What this task involves:
Pull out each line of the data that includes the word "structured".

Material for the task:
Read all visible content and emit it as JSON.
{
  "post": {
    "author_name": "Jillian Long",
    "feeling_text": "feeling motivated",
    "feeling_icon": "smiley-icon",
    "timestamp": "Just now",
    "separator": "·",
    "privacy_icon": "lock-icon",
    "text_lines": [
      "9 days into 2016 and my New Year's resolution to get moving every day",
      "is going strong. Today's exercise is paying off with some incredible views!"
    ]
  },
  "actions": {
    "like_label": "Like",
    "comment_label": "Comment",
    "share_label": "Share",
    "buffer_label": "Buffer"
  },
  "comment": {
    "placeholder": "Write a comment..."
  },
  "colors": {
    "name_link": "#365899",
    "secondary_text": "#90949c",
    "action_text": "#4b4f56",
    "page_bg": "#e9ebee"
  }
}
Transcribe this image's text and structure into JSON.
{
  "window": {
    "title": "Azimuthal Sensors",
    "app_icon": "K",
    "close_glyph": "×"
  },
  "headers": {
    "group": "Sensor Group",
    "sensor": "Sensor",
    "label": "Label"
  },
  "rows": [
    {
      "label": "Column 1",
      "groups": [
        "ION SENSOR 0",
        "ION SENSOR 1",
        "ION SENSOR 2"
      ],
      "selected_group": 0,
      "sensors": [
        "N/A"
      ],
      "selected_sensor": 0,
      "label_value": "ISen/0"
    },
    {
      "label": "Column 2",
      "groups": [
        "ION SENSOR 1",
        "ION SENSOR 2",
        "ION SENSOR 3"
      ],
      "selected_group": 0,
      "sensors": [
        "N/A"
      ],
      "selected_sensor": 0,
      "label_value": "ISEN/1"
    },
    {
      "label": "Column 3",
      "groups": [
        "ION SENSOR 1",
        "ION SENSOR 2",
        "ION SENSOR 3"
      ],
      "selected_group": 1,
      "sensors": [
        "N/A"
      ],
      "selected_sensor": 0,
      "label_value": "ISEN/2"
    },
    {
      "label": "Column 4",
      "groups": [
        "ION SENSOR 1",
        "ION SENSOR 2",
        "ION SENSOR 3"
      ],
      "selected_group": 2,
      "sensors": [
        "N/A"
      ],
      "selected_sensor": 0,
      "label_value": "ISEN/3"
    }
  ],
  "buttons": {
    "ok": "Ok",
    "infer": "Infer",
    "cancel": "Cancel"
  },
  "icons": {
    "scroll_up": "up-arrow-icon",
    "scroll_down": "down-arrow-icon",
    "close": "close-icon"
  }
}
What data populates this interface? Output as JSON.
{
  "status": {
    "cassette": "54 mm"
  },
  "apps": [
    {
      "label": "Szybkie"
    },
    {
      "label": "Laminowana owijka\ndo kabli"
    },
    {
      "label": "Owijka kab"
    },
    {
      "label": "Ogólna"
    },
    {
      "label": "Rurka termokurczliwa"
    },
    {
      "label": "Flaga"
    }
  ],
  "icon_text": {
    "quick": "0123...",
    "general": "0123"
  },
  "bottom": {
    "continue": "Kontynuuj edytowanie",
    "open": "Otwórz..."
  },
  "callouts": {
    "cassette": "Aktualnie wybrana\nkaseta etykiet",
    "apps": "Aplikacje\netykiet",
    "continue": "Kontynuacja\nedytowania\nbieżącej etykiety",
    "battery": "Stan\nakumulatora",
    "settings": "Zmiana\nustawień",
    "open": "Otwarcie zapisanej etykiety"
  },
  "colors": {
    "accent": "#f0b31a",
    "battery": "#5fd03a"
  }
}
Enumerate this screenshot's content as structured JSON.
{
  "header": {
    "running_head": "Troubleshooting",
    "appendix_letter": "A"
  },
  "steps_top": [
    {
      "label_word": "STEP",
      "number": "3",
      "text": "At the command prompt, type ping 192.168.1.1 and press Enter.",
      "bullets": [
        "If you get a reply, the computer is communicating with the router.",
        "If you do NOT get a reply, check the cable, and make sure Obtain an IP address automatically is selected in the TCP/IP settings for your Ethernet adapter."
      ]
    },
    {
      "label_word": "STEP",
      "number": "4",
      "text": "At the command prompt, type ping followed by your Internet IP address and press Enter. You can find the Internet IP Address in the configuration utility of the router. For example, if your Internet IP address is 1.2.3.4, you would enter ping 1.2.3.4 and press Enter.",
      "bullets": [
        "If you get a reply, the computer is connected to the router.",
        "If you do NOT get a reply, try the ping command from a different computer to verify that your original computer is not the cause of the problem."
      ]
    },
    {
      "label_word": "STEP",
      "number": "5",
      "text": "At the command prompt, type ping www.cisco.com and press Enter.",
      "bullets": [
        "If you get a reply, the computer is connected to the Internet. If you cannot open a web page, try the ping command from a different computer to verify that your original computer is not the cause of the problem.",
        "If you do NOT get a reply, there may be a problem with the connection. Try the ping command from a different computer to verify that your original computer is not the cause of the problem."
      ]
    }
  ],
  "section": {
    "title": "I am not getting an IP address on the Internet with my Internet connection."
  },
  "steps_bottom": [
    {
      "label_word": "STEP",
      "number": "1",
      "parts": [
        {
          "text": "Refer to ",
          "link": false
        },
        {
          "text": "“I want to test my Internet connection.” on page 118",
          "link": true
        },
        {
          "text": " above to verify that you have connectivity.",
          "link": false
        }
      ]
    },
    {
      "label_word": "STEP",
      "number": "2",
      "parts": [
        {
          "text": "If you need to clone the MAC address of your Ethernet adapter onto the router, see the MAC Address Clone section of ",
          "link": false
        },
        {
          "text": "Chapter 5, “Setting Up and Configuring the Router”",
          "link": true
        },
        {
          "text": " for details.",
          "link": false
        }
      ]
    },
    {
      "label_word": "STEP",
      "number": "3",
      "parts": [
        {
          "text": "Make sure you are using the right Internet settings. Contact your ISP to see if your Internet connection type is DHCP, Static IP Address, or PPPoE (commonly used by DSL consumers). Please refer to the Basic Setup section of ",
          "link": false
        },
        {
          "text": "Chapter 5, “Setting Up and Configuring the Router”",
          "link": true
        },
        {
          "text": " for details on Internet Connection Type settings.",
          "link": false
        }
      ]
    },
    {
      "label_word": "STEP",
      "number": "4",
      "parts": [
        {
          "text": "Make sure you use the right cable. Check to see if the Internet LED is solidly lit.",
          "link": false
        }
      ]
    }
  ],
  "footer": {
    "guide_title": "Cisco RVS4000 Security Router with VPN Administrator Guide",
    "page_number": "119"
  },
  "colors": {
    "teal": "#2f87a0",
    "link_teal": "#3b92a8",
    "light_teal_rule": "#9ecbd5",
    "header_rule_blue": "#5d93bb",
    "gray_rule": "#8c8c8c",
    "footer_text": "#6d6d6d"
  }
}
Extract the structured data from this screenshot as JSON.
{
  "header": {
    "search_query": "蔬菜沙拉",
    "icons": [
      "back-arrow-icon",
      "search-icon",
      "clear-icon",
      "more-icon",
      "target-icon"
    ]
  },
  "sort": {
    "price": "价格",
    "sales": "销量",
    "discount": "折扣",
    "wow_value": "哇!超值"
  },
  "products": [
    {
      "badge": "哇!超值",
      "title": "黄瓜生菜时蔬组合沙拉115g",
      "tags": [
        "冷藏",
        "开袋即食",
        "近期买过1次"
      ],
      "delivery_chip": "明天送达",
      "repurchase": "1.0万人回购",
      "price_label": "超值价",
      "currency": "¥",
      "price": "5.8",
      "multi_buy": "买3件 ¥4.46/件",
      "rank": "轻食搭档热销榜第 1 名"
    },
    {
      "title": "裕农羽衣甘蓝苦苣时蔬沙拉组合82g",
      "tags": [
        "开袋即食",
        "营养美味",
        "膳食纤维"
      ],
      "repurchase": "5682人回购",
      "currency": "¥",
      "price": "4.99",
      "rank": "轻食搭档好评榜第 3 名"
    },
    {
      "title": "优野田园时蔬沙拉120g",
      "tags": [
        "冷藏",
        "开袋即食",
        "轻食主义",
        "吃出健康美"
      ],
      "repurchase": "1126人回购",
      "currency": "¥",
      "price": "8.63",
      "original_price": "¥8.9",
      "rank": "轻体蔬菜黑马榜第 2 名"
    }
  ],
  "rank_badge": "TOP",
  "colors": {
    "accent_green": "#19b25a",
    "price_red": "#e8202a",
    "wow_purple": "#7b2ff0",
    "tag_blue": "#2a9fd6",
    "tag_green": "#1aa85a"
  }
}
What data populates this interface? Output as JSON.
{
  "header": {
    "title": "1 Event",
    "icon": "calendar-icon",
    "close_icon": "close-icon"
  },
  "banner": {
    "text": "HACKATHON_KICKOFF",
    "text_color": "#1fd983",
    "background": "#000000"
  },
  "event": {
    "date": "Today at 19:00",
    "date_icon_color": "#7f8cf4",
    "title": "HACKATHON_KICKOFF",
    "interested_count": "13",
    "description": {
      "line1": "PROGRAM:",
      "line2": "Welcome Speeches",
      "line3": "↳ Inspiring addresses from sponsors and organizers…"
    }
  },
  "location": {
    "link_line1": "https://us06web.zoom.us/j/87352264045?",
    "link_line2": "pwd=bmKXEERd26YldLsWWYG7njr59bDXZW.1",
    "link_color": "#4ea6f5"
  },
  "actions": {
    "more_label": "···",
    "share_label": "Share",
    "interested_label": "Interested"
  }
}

Response box:
Enumerate this screenshot's content as structured JSON.
Extract the structured data from this screenshot as JSON.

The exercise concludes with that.